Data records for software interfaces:
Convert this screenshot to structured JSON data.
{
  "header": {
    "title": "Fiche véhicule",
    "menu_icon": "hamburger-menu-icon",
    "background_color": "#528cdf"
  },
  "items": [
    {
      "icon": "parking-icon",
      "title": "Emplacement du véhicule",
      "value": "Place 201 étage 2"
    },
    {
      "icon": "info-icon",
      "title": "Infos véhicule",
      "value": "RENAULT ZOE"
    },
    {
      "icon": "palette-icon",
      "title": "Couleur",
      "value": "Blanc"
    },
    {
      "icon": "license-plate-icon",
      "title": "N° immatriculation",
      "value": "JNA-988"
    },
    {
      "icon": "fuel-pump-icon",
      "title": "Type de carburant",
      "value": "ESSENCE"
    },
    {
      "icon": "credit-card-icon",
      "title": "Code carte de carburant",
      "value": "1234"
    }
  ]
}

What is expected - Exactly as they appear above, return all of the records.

Solution to this task -
Convert this screenshot to structured JSON data.
{
  "header": {
    "title": "Fiche véhicule",
    "menu_icon": "hamburger-menu-icon",
    "background_color": "#528cdf"
  },
  "items": [
    {
      "icon": "parking-icon",
      "title": "Emplacement du véhicule",
      "value": "Place 201 étage 2"
    },
    {
      "icon": "info-icon",
      "title": "Infos véhicule",
      "value": "RENAULT ZOE"
    },
    {
      "icon": "palette-icon",
      "title": "Couleur",
      "value": "Blanc"
    },
    {
      "icon": "license-plate-icon",
      "title": "N° immatriculation",
      "value": "JNA-988"
    },
    {
      "icon": "fuel-pump-icon",
      "title": "Type de carburant",
      "value": "ESSENCE"
    },
    {
      "icon": "credit-card-icon",
      "title": "Code carte de carburant",
      "value": "1234"
    }
  ]
}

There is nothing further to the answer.